The Effects of High Impact Practices on Epistemological Beliefs and Attitudes Towards Science

HUB 302-181

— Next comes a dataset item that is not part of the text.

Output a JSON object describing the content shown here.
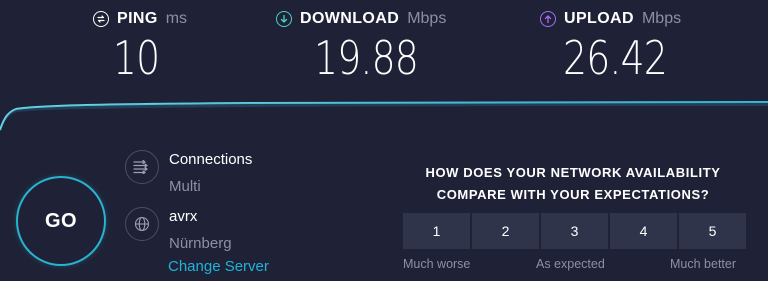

Students’ ideas and beliefs about science may differ, however, giving students an opportunity to participate in a high impact practice such as HHMI’s two-year experience (YRE) may help change their beliefs. This study focuses on the following questions: 1) Do student’s epistemological beliefs change when participating in HHMI YRE? and 2) Does a student’s attitude toward science change when participating in HHMI YRE? STEM majors took the Scientific Attitude Inventory before and after YRE. The instrument assessed six factors, positively and negatively employing a Likert scale (Moore, 1970). Analyses included nonparametric statistical methods. Preliminary results show a positive shift in the belief that in order to act in a scientific manner one must be able to alter their position on the basis of sufficient evidence. This study contributes to the effort to assess the HIP value of authentic research experiences for undergraduates beyond participant self-reported perceptions.